- [Exercise]: Exact copy, no pictures: reproduce every record below as it stands.

- [Records shown]:
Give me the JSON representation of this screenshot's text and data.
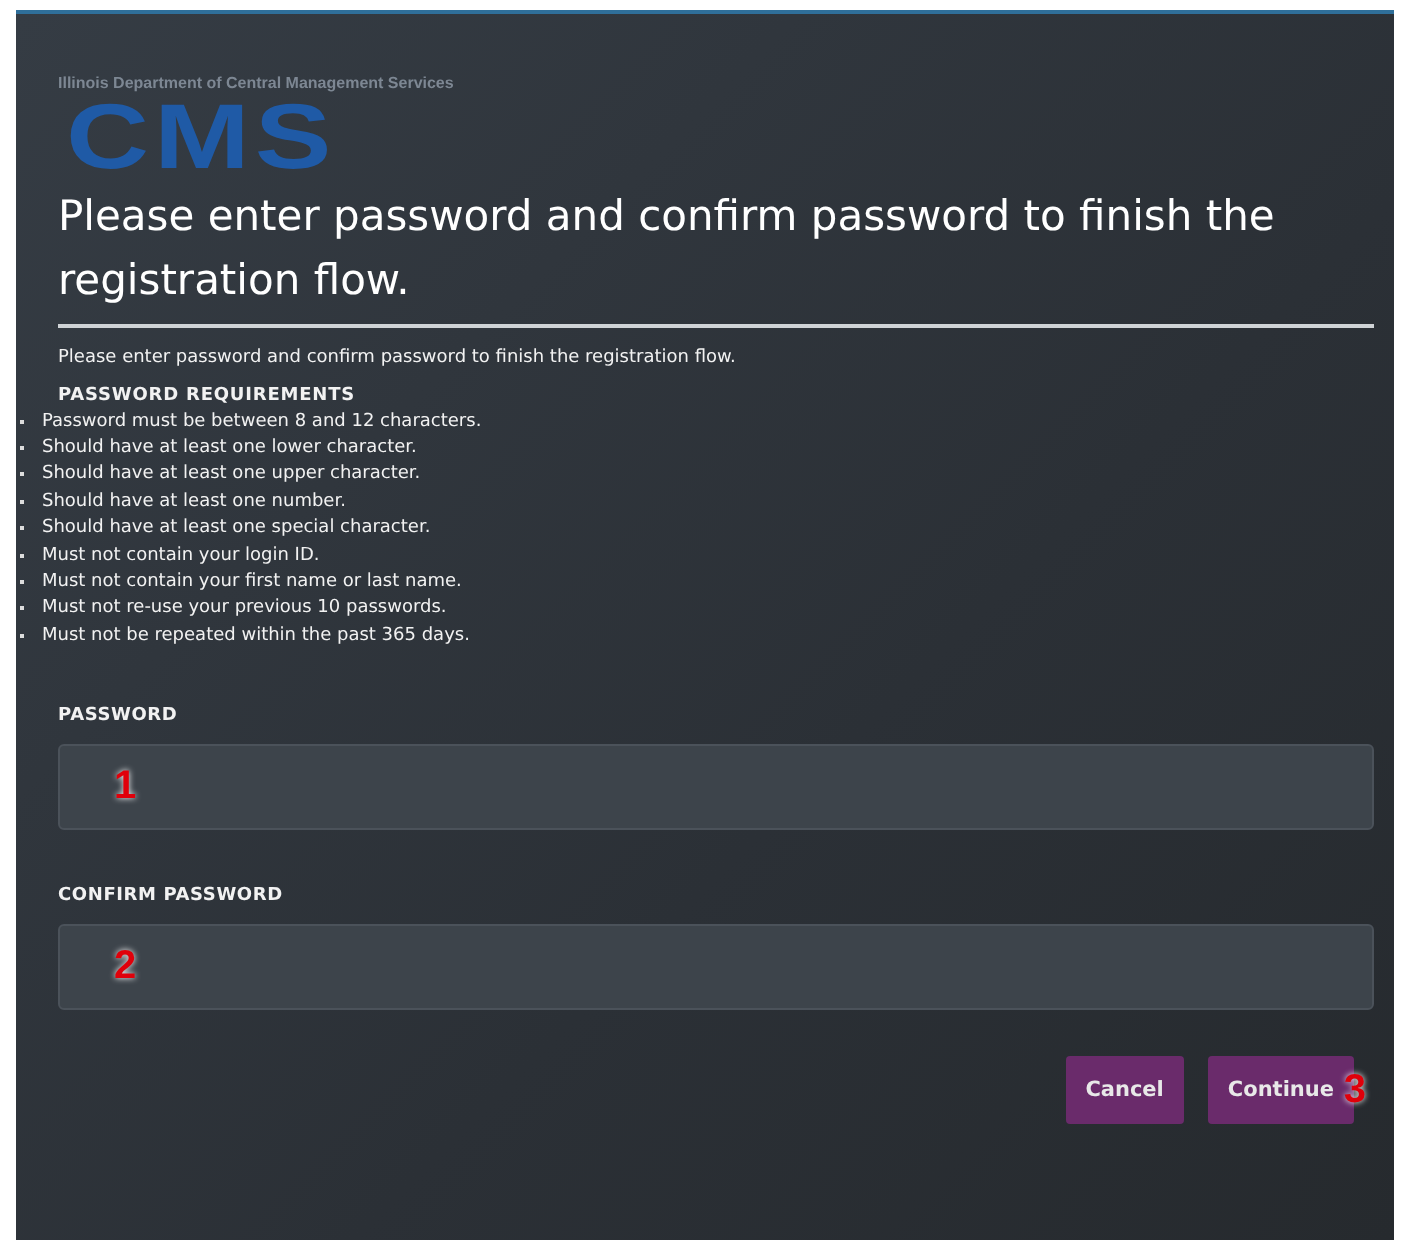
{
  "header": {
    "agency": "Illinois Department of Central Management Services",
    "logo": "CMS"
  },
  "title": "Please enter password and confirm password to finish the registration flow.",
  "intro": "Please enter password and confirm password to finish the registration flow.",
  "requirements": {
    "heading": "PASSWORD REQUIREMENTS",
    "items": [
      "Password must be between 8 and 12 characters.",
      "Should have at least one lower character.",
      "Should have at least one upper character.",
      "Should have at least one number.",
      "Should have at least one special character.",
      "Must not contain your login ID.",
      "Must not contain your first name or last name.",
      "Must not re-use your previous 10 passwords.",
      "Must not be repeated within the past 365 days."
    ]
  },
  "fields": [
    {
      "label": "PASSWORD",
      "callout": "1"
    },
    {
      "label": "CONFIRM PASSWORD",
      "callout": "2"
    }
  ],
  "buttons": [
    {
      "label": "Cancel"
    },
    {
      "label": "Continue",
      "callout": "3"
    }
  ]
}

- [Solution to the exercise]:
Give me the JSON representation of this screenshot's text and data.
{
  "header": {
    "agency": "Illinois Department of Central Management Services",
    "logo": "CMS"
  },
  "title": "Please enter password and confirm password to finish the registration flow.",
  "intro": "Please enter password and confirm password to finish the registration flow.",
  "requirements": {
    "heading": "PASSWORD REQUIREMENTS",
    "items": [
      "Password must be between 8 and 12 characters.",
      "Should have at least one lower character.",
      "Should have at least one upper character.",
      "Should have at least one number.",
      "Should have at least one special character.",
      "Must not contain your login ID.",
      "Must not contain your first name or last name.",
      "Must not re-use your previous 10 passwords.",
      "Must not be repeated within the past 365 days."
    ]
  },
  "fields": [
    {
      "label": "PASSWORD",
      "callout": "1"
    },
    {
      "label": "CONFIRM PASSWORD",
      "callout": "2"
    }
  ],
  "buttons": [
    {
      "label": "Cancel"
    },
    {
      "label": "Continue",
      "callout": "3"
    }
  ]
}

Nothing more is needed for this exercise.